A bit about me

I figured that if I was going to make a blog, and attempt to have any sort of reasonable discussions here (see, this is an assumption that eventually I’ll get readers, har har!) that you might need to know a bit about me, and what I expect from this blog.

First of all, I am indeed a woman.  I’m 25 now, which means I’ve had a bit of life experience, but I’m still terribly inexperienced in other areas.  My point of view is somewhat privileged, as I am a white, middle-class person.  I take a highly feminist stance on most issues, and although I do my best to write and analyze ‘fairly’,  I have to remember to check myself every once in awhile for my privilege and biases.

That being said, I have a little experience with a lot of different subjects that I would like to incorporate into my blog (let’s hear it for all the jack-of-all-trades people out there!).  I have been a creative individual my whole life; I used to draw, write, compose music, design games, do stop-motion films, and as soon as I discovered the internet, I took on designing webpages, writing anime and video game reviews, and doing a webcomic with my sister. (You probably never heard of it, but Shonen Chikara will return someday. Promise.)  I studied languages and foreign cultures, which I discovered intersected with my interest in games very well.  After completing an undergrad degree in 2007, I moved to Washington, D.C. to pursue a Master’s in Language and Communication at Georgetown University.  This was one of the best and worst years of my entire life.

Firstly, I discovered I enjoyed writing about games.  I played World of Warcraft in ANY of the downtime I had from classes, which resulted in me having three level 70 characters (Burning Crusade, yeah!) despite the 13 hours a day I was spending doing school-related things.  I tried to incorporate nerdy issues into my papers, because technology and language, as I’d discovered, were highly intersectional, and they were relatively new and therefore untapped resources for a budding young linguist to bury herself in.

Secondly, I discovered that not only language within the gaming community, but other online communities as well, was beginning to change.  Patterns of discourse veered from the traditional mimicry of spoken language, to shortened forms of words (mostly seen in texting or in chatrooms/messenger programs) and even to syntax variation within certain circles.  The tl;dr of it?  Language was changing and evolving before my very eyes, and it was something I wanted very much to study.

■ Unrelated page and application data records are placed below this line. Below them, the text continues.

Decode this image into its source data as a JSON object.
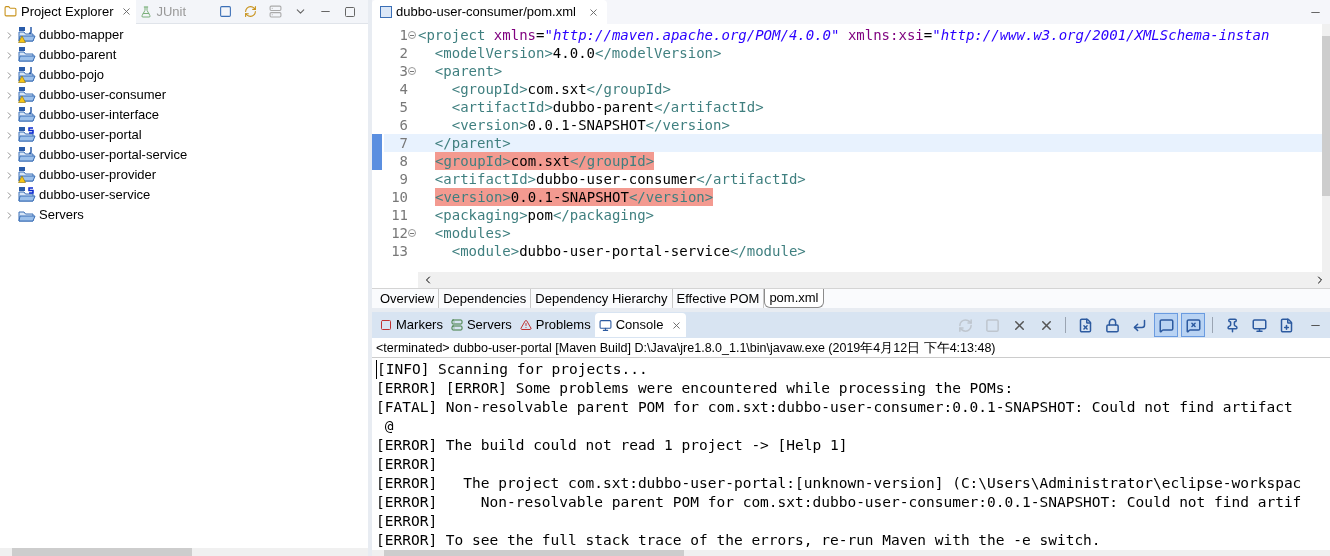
{
  "explorer": {
    "tabs": [
      {
        "label": "Project Explorer",
        "kind": "explorer",
        "selected": true
      },
      {
        "label": "JUnit",
        "kind": "junit",
        "selected": false
      }
    ],
    "items": [
      {
        "label": "dubbo-mapper",
        "kind": "maven-java",
        "warning": true,
        "expanded": false
      },
      {
        "label": "dubbo-parent",
        "kind": "maven",
        "warning": false,
        "expanded": false
      },
      {
        "label": "dubbo-pojo",
        "kind": "maven-java",
        "warning": true,
        "expanded": false
      },
      {
        "label": "dubbo-user-consumer",
        "kind": "maven",
        "warning": true,
        "expanded": false
      },
      {
        "label": "dubbo-user-interface",
        "kind": "maven-java",
        "warning": false,
        "expanded": false
      },
      {
        "label": "dubbo-user-portal",
        "kind": "maven-spring",
        "warning": false,
        "expanded": false
      },
      {
        "label": "dubbo-user-portal-service",
        "kind": "maven-java",
        "warning": false,
        "expanded": false
      },
      {
        "label": "dubbo-user-provider",
        "kind": "maven",
        "warning": true,
        "expanded": false
      },
      {
        "label": "dubbo-user-service",
        "kind": "maven-spring",
        "warning": false,
        "expanded": false
      },
      {
        "label": "Servers",
        "kind": "folder",
        "warning": false,
        "expanded": false
      }
    ]
  },
  "editor": {
    "tab": "dubbo-user-consumer/pom.xml",
    "lines": [
      {
        "number": "1",
        "fold": true,
        "current": false,
        "error": false,
        "changed": false,
        "tokens": [
          {
            "kind": "tag",
            "text": "<project"
          },
          {
            "kind": "attr",
            "text": " xmlns"
          },
          {
            "kind": "text",
            "text": "="
          },
          {
            "kind": "string",
            "text": "\"http://maven.apache.org/POM/4.0.0\""
          },
          {
            "kind": "attr",
            "text": " xmlns:xsi"
          },
          {
            "kind": "text",
            "text": "="
          },
          {
            "kind": "string",
            "text": "\"http://www.w3.org/2001/XMLSchema-instan"
          }
        ]
      },
      {
        "number": "2",
        "fold": false,
        "current": false,
        "error": false,
        "changed": false,
        "tokens": [
          {
            "kind": "tag",
            "text": "  <modelVersion>"
          },
          {
            "kind": "text",
            "text": "4.0.0"
          },
          {
            "kind": "tag",
            "text": "</modelVersion>"
          }
        ]
      },
      {
        "number": "3",
        "fold": true,
        "current": false,
        "error": false,
        "changed": false,
        "tokens": [
          {
            "kind": "tag",
            "text": "  <parent>"
          }
        ]
      },
      {
        "number": "4",
        "fold": false,
        "current": false,
        "error": false,
        "changed": false,
        "tokens": [
          {
            "kind": "tag",
            "text": "    <groupId>"
          },
          {
            "kind": "text",
            "text": "com.sxt"
          },
          {
            "kind": "tag",
            "text": "</groupId>"
          }
        ]
      },
      {
        "number": "5",
        "fold": false,
        "current": false,
        "error": false,
        "changed": false,
        "tokens": [
          {
            "kind": "tag",
            "text": "    <artifactId>"
          },
          {
            "kind": "text",
            "text": "dubbo-parent"
          },
          {
            "kind": "tag",
            "text": "</artifactId>"
          }
        ]
      },
      {
        "number": "6",
        "fold": false,
        "current": false,
        "error": false,
        "changed": false,
        "tokens": [
          {
            "kind": "tag",
            "text": "    <version>"
          },
          {
            "kind": "text",
            "text": "0.0.1-SNAPSHOT"
          },
          {
            "kind": "tag",
            "text": "</version>"
          }
        ]
      },
      {
        "number": "7",
        "fold": false,
        "current": true,
        "error": false,
        "changed": true,
        "tokens": [
          {
            "kind": "tag",
            "text": "  </parent>"
          }
        ]
      },
      {
        "number": "8",
        "fold": false,
        "current": false,
        "error": true,
        "changed": true,
        "tokens": [
          {
            "kind": "tag",
            "text": "<groupId>"
          },
          {
            "kind": "text",
            "text": "com.sxt"
          },
          {
            "kind": "tag",
            "text": "</groupId>"
          }
        ]
      },
      {
        "number": "9",
        "fold": false,
        "current": false,
        "error": false,
        "changed": false,
        "tokens": [
          {
            "kind": "tag",
            "text": "  <artifactId>"
          },
          {
            "kind": "text",
            "text": "dubbo-user-consumer"
          },
          {
            "kind": "tag",
            "text": "</artifactId>"
          }
        ]
      },
      {
        "number": "10",
        "fold": false,
        "current": false,
        "error": true,
        "changed": false,
        "tokens": [
          {
            "kind": "tag",
            "text": "<version>"
          },
          {
            "kind": "text",
            "text": "0.0.1-SNAPSHOT"
          },
          {
            "kind": "tag",
            "text": "</version>"
          }
        ]
      },
      {
        "number": "11",
        "fold": false,
        "current": false,
        "error": false,
        "changed": false,
        "tokens": [
          {
            "kind": "tag",
            "text": "  <packaging>"
          },
          {
            "kind": "text",
            "text": "pom"
          },
          {
            "kind": "tag",
            "text": "</packaging>"
          }
        ]
      },
      {
        "number": "12",
        "fold": true,
        "current": false,
        "error": false,
        "changed": false,
        "tokens": [
          {
            "kind": "tag",
            "text": "  <modules>"
          }
        ]
      },
      {
        "number": "13",
        "fold": false,
        "current": false,
        "error": false,
        "changed": false,
        "tokens": [
          {
            "kind": "tag",
            "text": "    <module>"
          },
          {
            "kind": "text",
            "text": "dubbo-user-portal-service"
          },
          {
            "kind": "tag",
            "text": "</module>"
          }
        ]
      }
    ],
    "pages": [
      {
        "label": "Overview",
        "selected": false
      },
      {
        "label": "Dependencies",
        "selected": false
      },
      {
        "label": "Dependency Hierarchy",
        "selected": false
      },
      {
        "label": "Effective POM",
        "selected": false
      },
      {
        "label": "pom.xml",
        "selected": true
      }
    ]
  },
  "console": {
    "tabs": [
      {
        "label": "Markers",
        "kind": "markers",
        "selected": false
      },
      {
        "label": "Servers",
        "kind": "servers",
        "selected": false
      },
      {
        "label": "Problems",
        "kind": "problems",
        "selected": false
      },
      {
        "label": "Console",
        "kind": "console",
        "selected": true
      }
    ],
    "toolbar": [
      [
        {
          "kind": "refresh",
          "disabled": true,
          "selected": false
        },
        {
          "kind": "stop",
          "disabled": true,
          "selected": false
        },
        {
          "kind": "remove",
          "disabled": false,
          "selected": false
        },
        {
          "kind": "remove-all",
          "disabled": false,
          "selected": false
        }
      ],
      [
        {
          "kind": "clear",
          "disabled": false,
          "selected": false
        },
        {
          "kind": "lock",
          "disabled": false,
          "selected": false
        },
        {
          "kind": "wrap",
          "disabled": false,
          "selected": false
        },
        {
          "kind": "stdout",
          "disabled": false,
          "selected": true
        },
        {
          "kind": "stderr",
          "disabled": false,
          "selected": true
        }
      ],
      [
        {
          "kind": "pin",
          "disabled": false,
          "selected": false
        },
        {
          "kind": "display",
          "disabled": false,
          "selected": false
        },
        {
          "kind": "open",
          "disabled": false,
          "selected": false
        }
      ]
    ],
    "status": "<terminated> dubbo-user-portal [Maven Build] D:\\Java\\jre1.8.0_1.1\\bin\\javaw.exe (2019年4月12日 下午4:13:48)",
    "lines": [
      "[INFO] Scanning for projects...",
      "[ERROR] [ERROR] Some problems were encountered while processing the POMs:",
      "[FATAL] Non-resolvable parent POM for com.sxt:dubbo-user-consumer:0.0.1-SNAPSHOT: Could not find artifact",
      " @",
      "[ERROR] The build could not read 1 project -> [Help 1]",
      "[ERROR]",
      "[ERROR]   The project com.sxt:dubbo-user-portal:[unknown-version] (C:\\Users\\Administrator\\eclipse-workspac",
      "[ERROR]     Non-resolvable parent POM for com.sxt:dubbo-user-consumer:0.0.1-SNAPSHOT: Could not find artif",
      "[ERROR]",
      "[ERROR] To see the full stack trace of the errors, re-run Maven with the -e switch."
    ]
  }
}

Finally, as a woman who is very interested in gaming, graphics, technology, language, and other nerdy fare, I’ve experienced more than my fair share of sexism.  I want a safe platform to discuss women and girls in video games, and women and girls who play video games.  This is not commensurate with excluding men from discussing these issues, but I would like to say first and foremost that I will not tolerate any trolling, woman-bashing, or basic thread derailing. I am the only judge of what is, or is not considered to be any of the aforementioned taboos, so honestly, I don’t give a shit if you don’t agree with my calls.  Also, I expect that if you have any criticism, you can keep it constructive and not destructive.  I welcome debate, as long as it doesn’t get too heated.

So, this blog will be an exploration.  I want it to be open to non-linguists and linguists alike, and to all genders.  I look forward to sharing with you!